We were at a client meeting last week presenting social media strategy, and Marijean was kind enough to mention my past history as founder of a company called Rowdy.com. Rowdy was known as a “social network” and was focused on NASCAR racing. We built a platform to blog, share photos, video, comments, and observations on racing. Facebook wasn’t out yet, so we had to build it ourselves.
We produced award-winning podcasts, video, and content on our own to get the conversation started, but our primary goal was to create a place where real fans could get to know each other and get closer to their favorite sport and those involved in it. Rowdy grew very quickly primarily because we gave the fans something they could not get on their own–a singular voice that was about the real sport, not corporate spin. Our tagline was “Rowdy: Tell It Like It Is” and that’s exactly what we did. It was truly cutting edge and and was one the best examples of online community available, regardless of the topic.
One of the participants at our meeting remembered the site and was truly complimentary. I think it enhanced our reputation and credibility just a little and I was flattered to have had a positive impact on a race fan through that effort.
Cool, you say. So what? That stuff is old hat now! The takeaway is that even though that site was shut down earlier this year (after a two-year stint as a property of The Sporting News), folks still remember the quality of the content and the friendships they had there. Many fans are still offline friends–one couple who met there are actually getting married! Fans remember fondly meeting IRL at the races after friending one another at Rowdy. It was a true bonding experience because it was real people, useful and engaging content and a friendly, open forum for sharing and celebrating a passion.

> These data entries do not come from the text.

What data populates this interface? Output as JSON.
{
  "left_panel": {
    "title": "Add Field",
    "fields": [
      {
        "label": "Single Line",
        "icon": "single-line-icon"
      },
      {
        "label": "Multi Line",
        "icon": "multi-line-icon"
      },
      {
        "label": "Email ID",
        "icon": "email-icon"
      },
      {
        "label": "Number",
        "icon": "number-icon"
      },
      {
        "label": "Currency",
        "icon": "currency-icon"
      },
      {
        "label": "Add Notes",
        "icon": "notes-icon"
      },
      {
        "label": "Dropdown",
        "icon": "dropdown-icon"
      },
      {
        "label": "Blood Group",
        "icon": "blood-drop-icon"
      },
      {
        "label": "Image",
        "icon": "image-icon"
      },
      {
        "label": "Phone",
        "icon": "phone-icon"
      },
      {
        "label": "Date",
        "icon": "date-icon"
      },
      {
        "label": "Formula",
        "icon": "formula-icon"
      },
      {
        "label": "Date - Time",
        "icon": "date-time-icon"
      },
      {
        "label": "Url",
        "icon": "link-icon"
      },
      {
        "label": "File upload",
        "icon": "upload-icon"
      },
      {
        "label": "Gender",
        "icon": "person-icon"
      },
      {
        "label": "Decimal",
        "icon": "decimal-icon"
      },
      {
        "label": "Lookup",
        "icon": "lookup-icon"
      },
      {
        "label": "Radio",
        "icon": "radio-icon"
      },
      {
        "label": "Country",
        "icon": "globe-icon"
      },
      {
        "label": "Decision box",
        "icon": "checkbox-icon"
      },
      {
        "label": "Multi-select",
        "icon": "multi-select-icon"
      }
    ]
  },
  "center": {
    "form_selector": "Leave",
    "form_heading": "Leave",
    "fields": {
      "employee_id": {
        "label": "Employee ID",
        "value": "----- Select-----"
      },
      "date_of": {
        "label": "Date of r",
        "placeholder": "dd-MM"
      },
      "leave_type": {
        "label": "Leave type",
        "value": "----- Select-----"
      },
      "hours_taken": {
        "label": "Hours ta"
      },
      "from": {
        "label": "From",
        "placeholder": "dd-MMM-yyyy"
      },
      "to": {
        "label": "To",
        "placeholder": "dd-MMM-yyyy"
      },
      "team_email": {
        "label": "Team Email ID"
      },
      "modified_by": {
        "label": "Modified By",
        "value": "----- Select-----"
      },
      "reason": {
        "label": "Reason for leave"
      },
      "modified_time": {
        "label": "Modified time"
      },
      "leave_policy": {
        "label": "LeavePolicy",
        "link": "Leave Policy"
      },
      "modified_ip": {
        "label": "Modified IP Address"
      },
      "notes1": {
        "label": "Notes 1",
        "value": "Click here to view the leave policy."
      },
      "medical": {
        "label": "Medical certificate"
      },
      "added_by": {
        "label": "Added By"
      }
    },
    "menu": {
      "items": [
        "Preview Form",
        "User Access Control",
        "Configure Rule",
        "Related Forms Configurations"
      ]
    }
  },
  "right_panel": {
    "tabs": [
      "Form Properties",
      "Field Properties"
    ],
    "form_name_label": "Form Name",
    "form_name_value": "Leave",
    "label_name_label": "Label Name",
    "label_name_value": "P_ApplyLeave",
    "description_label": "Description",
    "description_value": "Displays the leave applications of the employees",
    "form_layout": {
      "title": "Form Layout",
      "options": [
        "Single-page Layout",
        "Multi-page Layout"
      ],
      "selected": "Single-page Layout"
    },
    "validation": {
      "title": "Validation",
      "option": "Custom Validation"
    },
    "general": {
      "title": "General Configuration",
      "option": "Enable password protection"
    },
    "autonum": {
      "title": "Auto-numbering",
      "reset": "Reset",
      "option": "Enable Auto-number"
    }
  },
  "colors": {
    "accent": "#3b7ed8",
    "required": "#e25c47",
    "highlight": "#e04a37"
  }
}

So…are you creating that environment for your customers? Are you providing an open, engaging resource full of good content, friendly people, and social connective tissue? Are you using the tools currently available to maximize connection and interaction? If not, why not? Quit acting like this doesn’t matter. It does.
rustyspeidel That is exactly why I brought up your involvement with Rowdy; people crave community, which is, bottom line, why all these social platforms have grown the way they have. You were part of something that was at the front of that movement and I think that’s truly amazing. What you offer from that experience to companies trying to build that is invaluable. It’s not old hat in the least.